• _SUPPLIED RECORDS_:
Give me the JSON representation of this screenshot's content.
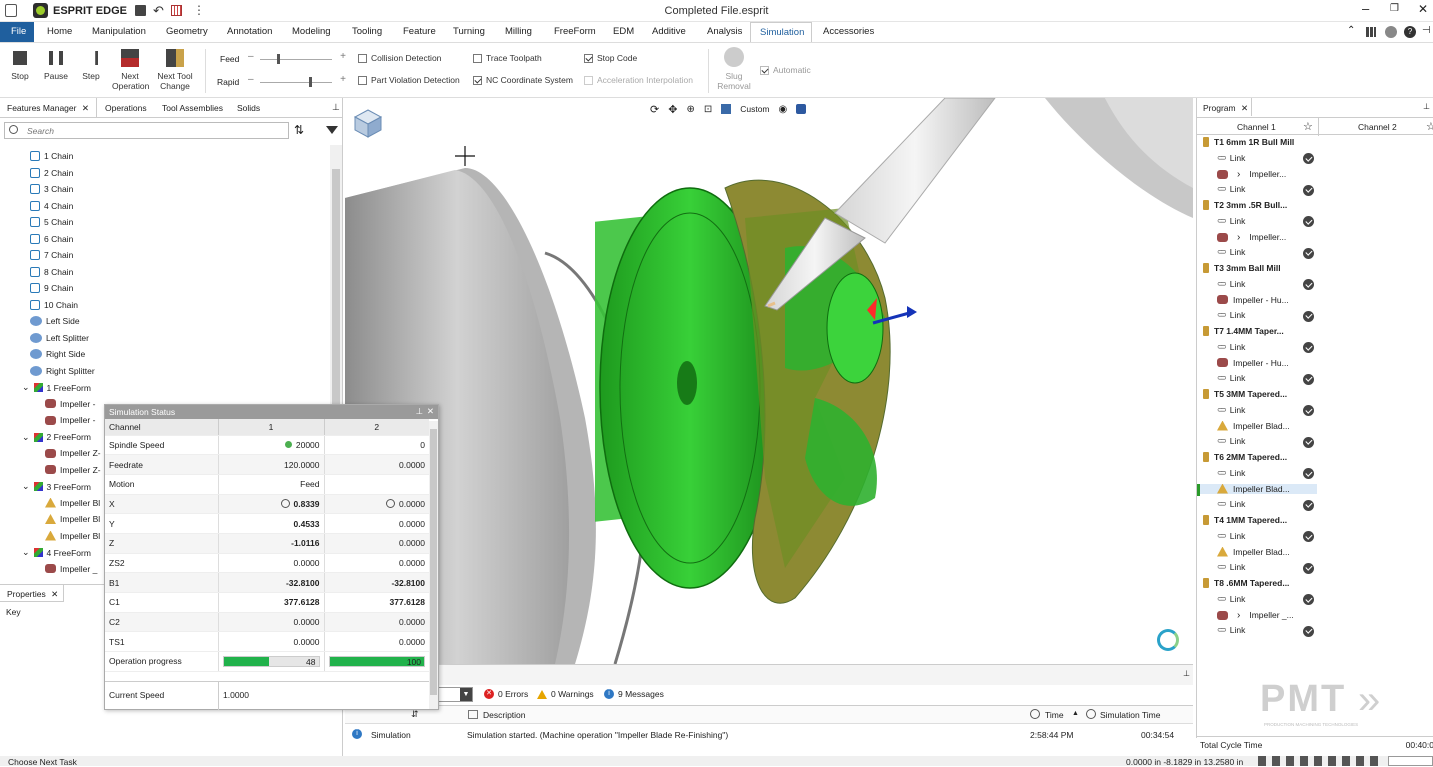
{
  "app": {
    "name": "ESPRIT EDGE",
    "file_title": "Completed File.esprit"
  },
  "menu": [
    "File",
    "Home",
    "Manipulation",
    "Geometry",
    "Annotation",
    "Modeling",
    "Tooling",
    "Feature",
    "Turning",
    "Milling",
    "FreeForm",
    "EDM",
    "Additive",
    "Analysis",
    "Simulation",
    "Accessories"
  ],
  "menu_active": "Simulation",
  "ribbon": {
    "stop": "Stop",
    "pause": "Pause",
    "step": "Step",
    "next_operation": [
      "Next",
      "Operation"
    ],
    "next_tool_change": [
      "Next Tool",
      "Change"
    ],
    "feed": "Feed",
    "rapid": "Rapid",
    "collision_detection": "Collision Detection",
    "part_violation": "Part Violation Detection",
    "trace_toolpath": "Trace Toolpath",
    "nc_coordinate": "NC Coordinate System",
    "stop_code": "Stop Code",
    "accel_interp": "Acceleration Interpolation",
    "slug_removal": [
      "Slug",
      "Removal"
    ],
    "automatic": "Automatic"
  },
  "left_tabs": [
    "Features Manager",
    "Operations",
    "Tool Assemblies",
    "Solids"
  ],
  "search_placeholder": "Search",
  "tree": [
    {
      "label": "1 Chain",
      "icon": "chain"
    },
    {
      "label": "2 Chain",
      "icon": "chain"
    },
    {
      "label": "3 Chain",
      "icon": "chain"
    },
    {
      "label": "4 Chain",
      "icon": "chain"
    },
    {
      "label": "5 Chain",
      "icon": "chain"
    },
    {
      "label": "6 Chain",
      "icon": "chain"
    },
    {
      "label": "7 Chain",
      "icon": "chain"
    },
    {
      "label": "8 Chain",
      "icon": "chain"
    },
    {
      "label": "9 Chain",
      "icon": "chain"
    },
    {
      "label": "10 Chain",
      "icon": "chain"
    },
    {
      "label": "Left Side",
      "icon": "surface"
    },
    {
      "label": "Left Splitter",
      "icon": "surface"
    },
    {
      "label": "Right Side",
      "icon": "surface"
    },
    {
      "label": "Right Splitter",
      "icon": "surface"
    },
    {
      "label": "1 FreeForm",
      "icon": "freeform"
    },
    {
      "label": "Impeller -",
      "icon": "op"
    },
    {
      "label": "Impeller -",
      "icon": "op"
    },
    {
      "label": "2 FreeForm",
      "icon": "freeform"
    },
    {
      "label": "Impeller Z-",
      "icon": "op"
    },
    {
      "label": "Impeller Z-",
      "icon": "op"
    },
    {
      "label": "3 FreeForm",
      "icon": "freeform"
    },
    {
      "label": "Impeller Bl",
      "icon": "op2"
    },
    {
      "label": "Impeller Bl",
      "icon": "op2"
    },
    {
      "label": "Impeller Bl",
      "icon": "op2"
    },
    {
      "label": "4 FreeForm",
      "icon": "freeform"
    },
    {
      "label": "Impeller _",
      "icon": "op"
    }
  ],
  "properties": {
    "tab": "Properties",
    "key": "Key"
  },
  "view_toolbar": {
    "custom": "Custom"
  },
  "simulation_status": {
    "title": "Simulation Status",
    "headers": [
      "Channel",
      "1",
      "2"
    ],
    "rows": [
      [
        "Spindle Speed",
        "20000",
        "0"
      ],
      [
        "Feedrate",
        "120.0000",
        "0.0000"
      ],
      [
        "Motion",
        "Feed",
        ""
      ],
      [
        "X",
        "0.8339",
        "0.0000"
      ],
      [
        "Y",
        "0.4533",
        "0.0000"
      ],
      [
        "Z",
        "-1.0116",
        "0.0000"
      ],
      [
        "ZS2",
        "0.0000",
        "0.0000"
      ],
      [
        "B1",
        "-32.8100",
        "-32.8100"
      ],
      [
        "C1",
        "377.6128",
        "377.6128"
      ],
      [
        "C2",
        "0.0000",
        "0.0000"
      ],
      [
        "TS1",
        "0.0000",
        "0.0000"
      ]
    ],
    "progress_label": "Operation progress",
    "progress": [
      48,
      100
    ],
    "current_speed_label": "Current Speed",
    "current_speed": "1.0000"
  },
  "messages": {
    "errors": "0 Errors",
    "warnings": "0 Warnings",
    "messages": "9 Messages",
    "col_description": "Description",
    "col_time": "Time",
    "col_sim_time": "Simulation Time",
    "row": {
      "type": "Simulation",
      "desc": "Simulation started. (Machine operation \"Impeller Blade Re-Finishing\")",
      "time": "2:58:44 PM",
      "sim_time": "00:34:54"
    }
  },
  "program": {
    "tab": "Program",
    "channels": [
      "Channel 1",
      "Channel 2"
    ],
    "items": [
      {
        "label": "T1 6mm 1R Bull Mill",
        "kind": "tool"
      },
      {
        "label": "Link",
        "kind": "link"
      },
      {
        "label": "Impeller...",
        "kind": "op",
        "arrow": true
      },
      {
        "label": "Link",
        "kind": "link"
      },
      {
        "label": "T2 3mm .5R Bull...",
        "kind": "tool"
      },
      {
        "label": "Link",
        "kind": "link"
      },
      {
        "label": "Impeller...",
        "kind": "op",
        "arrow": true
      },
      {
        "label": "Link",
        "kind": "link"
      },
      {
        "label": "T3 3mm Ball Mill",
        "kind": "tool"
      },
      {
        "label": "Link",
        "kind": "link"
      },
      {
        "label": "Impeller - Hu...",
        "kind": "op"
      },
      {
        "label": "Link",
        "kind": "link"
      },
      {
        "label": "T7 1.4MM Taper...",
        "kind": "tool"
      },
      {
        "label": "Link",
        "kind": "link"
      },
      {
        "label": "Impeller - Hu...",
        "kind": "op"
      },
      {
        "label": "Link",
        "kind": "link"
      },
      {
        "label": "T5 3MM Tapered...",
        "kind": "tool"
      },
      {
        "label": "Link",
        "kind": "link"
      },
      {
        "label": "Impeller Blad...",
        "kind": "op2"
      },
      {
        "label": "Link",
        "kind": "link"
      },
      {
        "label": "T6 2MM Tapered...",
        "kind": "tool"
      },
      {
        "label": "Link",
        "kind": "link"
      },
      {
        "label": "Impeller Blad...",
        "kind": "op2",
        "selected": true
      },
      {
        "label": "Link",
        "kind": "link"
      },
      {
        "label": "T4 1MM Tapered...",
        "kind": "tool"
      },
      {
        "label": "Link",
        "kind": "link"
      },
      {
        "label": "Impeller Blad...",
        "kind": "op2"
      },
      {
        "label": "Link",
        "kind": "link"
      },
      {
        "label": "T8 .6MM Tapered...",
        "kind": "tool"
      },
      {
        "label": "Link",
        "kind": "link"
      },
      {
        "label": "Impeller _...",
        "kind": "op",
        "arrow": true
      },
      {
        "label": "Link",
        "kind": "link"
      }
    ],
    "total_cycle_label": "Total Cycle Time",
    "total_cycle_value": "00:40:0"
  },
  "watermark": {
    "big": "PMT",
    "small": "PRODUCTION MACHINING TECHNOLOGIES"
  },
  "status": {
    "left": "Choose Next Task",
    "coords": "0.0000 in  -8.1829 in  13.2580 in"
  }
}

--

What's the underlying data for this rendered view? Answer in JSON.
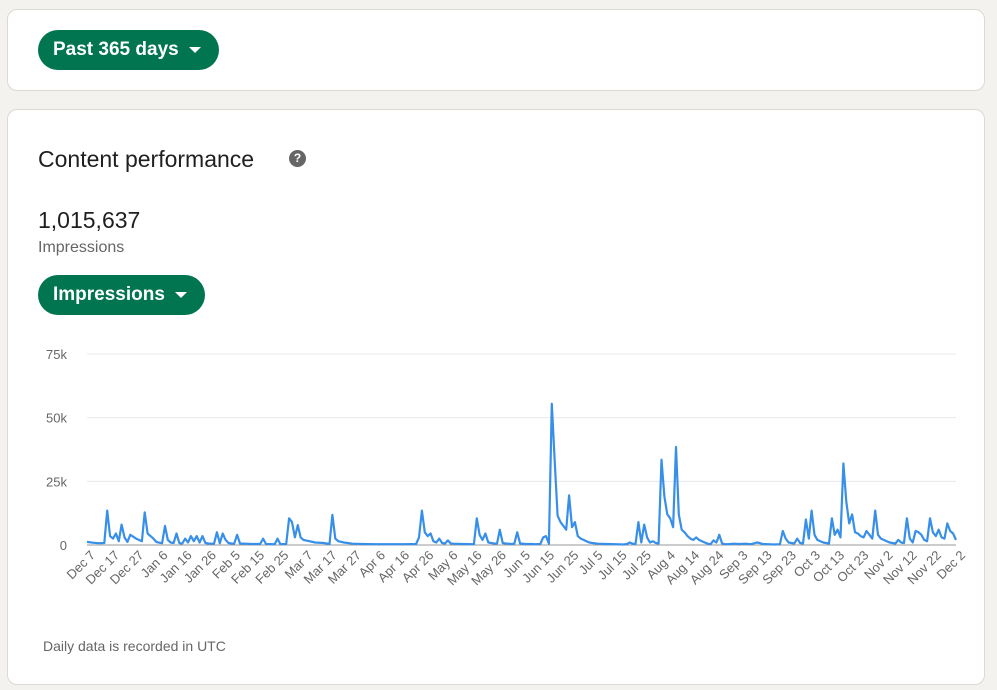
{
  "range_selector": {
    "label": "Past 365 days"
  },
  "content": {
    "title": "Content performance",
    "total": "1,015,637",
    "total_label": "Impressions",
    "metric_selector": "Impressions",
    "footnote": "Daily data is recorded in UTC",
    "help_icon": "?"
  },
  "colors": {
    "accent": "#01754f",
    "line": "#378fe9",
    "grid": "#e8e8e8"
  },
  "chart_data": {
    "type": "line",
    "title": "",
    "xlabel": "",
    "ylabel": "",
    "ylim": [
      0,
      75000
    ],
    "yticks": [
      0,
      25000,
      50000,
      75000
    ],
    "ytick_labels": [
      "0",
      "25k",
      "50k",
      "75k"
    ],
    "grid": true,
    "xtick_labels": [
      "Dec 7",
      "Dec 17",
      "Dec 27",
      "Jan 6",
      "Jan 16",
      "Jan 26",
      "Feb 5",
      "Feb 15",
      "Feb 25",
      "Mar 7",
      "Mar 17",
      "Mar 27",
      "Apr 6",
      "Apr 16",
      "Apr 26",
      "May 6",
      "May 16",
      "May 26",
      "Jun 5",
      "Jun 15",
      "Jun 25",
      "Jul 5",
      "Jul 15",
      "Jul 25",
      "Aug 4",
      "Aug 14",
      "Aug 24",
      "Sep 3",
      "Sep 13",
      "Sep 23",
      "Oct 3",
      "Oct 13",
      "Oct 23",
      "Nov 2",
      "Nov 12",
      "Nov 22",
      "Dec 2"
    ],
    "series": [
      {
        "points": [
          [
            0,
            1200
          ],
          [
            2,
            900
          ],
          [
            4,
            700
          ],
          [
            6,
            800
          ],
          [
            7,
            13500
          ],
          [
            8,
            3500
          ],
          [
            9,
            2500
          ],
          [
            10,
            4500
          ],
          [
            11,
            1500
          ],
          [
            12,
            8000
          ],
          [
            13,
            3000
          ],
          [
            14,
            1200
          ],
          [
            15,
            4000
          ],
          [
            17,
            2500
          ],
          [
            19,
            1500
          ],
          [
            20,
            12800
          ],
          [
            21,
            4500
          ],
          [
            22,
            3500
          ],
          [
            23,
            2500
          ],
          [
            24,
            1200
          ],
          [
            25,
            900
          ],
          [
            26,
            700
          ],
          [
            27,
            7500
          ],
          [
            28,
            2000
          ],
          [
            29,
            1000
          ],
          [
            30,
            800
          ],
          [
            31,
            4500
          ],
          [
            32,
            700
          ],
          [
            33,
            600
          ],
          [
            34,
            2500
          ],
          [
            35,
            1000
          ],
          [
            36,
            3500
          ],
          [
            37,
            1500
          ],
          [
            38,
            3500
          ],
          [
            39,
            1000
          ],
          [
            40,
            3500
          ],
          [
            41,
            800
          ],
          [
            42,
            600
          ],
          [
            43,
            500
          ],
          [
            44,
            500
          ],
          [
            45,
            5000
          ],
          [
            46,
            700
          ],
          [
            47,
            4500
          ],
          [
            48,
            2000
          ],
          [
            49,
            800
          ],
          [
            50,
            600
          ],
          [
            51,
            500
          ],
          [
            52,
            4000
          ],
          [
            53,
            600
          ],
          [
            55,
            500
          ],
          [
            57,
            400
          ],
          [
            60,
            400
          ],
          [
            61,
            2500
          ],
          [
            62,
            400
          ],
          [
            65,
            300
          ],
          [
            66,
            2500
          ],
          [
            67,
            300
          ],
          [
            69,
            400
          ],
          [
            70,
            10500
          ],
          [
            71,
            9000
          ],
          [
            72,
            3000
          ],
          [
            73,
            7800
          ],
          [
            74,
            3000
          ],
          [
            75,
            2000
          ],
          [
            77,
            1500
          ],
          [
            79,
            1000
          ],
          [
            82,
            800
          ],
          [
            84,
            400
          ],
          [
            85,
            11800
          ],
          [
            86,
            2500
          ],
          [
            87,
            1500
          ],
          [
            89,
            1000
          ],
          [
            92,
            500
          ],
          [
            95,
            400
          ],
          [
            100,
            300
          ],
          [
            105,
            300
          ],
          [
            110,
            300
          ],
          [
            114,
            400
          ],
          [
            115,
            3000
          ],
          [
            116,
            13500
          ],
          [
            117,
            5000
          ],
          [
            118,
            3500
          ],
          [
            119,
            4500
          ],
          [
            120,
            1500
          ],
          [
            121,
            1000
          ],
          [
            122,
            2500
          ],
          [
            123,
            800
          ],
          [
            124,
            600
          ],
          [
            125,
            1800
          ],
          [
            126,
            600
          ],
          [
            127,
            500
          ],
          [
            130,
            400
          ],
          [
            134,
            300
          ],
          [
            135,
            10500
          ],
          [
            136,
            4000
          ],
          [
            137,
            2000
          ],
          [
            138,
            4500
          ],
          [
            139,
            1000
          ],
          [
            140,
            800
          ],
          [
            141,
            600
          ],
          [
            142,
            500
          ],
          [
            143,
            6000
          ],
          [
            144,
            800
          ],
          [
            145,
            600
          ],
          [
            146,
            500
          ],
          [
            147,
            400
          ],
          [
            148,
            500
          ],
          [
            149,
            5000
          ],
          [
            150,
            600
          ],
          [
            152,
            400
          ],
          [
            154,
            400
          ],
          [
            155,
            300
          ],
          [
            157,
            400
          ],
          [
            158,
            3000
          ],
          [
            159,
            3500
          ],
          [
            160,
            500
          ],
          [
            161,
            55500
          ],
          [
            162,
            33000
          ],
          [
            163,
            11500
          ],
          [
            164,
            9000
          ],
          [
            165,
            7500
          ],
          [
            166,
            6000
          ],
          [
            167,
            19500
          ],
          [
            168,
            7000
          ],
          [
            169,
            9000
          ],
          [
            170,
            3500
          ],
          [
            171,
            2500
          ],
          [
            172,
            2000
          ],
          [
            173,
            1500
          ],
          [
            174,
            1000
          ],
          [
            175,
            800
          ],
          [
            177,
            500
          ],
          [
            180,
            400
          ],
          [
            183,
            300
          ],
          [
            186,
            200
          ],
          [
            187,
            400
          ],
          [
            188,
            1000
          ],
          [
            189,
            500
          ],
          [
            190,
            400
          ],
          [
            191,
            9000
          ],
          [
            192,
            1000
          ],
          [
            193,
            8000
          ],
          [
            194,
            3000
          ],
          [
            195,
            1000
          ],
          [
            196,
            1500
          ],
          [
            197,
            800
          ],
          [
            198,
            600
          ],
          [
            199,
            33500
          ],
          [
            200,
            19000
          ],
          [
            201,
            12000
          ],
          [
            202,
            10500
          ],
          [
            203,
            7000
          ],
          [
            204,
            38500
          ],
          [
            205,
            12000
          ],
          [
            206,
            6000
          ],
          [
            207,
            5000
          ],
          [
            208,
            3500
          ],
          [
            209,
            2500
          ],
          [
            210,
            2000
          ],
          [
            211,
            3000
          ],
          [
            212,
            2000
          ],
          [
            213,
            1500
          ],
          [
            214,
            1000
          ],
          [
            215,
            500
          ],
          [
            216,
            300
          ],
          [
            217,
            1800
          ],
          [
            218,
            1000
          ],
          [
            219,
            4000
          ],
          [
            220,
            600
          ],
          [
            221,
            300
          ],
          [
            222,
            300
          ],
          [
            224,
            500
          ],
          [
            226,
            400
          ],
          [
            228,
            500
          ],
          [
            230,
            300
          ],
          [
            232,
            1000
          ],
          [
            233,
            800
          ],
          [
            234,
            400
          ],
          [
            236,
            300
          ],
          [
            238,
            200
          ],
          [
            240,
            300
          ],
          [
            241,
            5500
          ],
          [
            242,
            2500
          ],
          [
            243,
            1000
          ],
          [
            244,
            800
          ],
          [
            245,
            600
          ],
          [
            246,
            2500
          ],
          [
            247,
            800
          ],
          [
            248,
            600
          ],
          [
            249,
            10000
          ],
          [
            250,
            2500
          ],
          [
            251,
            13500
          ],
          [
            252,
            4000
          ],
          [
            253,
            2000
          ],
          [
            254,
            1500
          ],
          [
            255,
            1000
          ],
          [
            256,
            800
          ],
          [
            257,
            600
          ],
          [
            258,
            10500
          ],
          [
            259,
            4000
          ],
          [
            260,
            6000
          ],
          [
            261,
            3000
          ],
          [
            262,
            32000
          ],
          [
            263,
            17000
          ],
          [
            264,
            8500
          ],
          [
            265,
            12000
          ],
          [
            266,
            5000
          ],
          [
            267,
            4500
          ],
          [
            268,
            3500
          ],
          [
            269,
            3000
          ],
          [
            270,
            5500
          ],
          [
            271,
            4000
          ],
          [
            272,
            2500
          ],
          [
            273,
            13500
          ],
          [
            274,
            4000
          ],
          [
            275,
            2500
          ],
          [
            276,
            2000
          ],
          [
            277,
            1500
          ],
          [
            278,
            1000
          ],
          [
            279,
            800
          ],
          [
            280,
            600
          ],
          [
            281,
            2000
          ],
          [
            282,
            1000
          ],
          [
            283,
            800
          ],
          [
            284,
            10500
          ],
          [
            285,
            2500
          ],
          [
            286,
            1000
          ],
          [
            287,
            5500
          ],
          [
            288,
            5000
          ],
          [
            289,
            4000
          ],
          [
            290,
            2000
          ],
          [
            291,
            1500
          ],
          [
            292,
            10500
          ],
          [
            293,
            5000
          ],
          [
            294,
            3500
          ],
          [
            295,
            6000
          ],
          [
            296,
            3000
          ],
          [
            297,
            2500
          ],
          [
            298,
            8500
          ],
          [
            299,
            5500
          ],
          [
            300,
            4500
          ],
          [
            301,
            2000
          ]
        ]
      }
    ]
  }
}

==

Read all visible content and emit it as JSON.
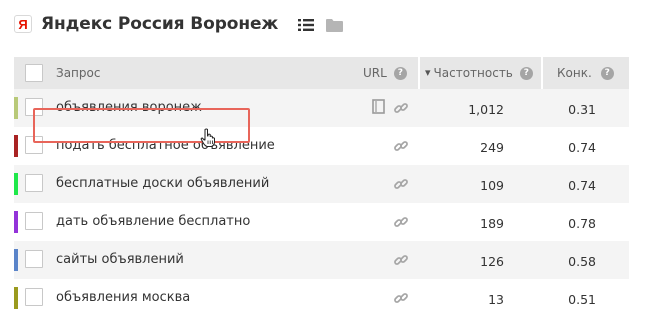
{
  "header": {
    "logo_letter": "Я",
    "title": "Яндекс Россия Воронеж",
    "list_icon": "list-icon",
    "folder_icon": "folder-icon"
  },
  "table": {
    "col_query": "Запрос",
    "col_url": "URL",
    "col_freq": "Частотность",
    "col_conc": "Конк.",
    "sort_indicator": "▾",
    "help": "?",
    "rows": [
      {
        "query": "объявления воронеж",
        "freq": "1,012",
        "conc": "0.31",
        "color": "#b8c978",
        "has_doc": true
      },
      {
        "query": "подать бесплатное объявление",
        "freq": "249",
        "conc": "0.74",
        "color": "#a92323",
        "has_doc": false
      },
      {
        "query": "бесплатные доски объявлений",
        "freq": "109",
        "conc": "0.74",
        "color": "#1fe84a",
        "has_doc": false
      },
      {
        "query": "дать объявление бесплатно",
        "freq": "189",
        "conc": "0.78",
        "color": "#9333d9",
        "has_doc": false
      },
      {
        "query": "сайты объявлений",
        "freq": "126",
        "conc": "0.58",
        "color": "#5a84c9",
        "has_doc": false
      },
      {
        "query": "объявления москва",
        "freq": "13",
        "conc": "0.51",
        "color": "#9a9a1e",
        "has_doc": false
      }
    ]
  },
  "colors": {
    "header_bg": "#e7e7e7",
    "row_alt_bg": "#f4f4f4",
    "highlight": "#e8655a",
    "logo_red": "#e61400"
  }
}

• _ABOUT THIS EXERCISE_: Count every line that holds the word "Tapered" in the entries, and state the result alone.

• _ANSWER_: 4